**TASK DIRECTIONS:**
All entries below must be reproduced without a single change.

**THE INPUT:**
--------------------------------
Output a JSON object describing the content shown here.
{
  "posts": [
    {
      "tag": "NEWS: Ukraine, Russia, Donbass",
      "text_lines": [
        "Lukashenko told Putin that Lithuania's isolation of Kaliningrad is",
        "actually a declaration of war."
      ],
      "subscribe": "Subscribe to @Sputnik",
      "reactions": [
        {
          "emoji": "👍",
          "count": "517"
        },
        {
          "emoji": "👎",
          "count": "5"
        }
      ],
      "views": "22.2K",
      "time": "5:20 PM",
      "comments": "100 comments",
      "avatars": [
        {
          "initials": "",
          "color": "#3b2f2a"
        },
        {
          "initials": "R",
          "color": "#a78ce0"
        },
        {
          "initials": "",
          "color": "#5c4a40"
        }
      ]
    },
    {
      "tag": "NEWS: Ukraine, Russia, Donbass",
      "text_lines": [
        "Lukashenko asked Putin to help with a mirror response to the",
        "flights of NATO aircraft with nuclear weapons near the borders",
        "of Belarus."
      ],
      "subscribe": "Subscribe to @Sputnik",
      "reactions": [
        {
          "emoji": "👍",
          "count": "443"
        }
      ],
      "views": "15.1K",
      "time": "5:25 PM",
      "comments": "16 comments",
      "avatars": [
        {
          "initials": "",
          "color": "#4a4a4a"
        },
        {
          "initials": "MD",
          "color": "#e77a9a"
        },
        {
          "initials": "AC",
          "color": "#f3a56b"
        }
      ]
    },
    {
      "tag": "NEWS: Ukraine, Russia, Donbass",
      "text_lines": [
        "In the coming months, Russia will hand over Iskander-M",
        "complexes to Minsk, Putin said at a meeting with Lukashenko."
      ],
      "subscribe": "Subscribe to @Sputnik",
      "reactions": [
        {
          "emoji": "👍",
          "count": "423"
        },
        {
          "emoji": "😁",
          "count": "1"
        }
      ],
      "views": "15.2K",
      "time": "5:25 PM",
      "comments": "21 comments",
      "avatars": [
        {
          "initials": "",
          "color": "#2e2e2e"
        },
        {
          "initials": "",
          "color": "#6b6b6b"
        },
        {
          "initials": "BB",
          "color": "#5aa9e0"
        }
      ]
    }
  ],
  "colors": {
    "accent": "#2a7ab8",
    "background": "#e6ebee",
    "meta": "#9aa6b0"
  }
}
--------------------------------
**TASK RESULT:**
Output a JSON object describing the content shown here.
{
  "posts": [
    {
      "tag": "NEWS: Ukraine, Russia, Donbass",
      "text_lines": [
        "Lukashenko told Putin that Lithuania's isolation of Kaliningrad is",
        "actually a declaration of war."
      ],
      "subscribe": "Subscribe to @Sputnik",
      "reactions": [
        {
          "emoji": "👍",
          "count": "517"
        },
        {
          "emoji": "👎",
          "count": "5"
        }
      ],
      "views": "22.2K",
      "time": "5:20 PM",
      "comments": "100 comments",
      "avatars": [
        {
          "initials": "",
          "color": "#3b2f2a"
        },
        {
          "initials": "R",
          "color": "#a78ce0"
        },
        {
          "initials": "",
          "color": "#5c4a40"
        }
      ]
    },
    {
      "tag": "NEWS: Ukraine, Russia, Donbass",
      "text_lines": [
        "Lukashenko asked Putin to help with a mirror response to the",
        "flights of NATO aircraft with nuclear weapons near the borders",
        "of Belarus."
      ],
      "subscribe": "Subscribe to @Sputnik",
      "reactions": [
        {
          "emoji": "👍",
          "count": "443"
        }
      ],
      "views": "15.1K",
      "time": "5:25 PM",
      "comments": "16 comments",
      "avatars": [
        {
          "initials": "",
          "color": "#4a4a4a"
        },
        {
          "initials": "MD",
          "color": "#e77a9a"
        },
        {
          "initials": "AC",
          "color": "#f3a56b"
        }
      ]
    },
    {
      "tag": "NEWS: Ukraine, Russia, Donbass",
      "text_lines": [
        "In the coming months, Russia will hand over Iskander-M",
        "complexes to Minsk, Putin said at a meeting with Lukashenko."
      ],
      "subscribe": "Subscribe to @Sputnik",
      "reactions": [
        {
          "emoji": "👍",
          "count": "423"
        },
        {
          "emoji": "😁",
          "count": "1"
        }
      ],
      "views": "15.2K",
      "time": "5:25 PM",
      "comments": "21 comments",
      "avatars": [
        {
          "initials": "",
          "color": "#2e2e2e"
        },
        {
          "initials": "",
          "color": "#6b6b6b"
        },
        {
          "initials": "BB",
          "color": "#5aa9e0"
        }
      ]
    }
  ],
  "colors": {
    "accent": "#2a7ab8",
    "background": "#e6ebee",
    "meta": "#9aa6b0"
  }
}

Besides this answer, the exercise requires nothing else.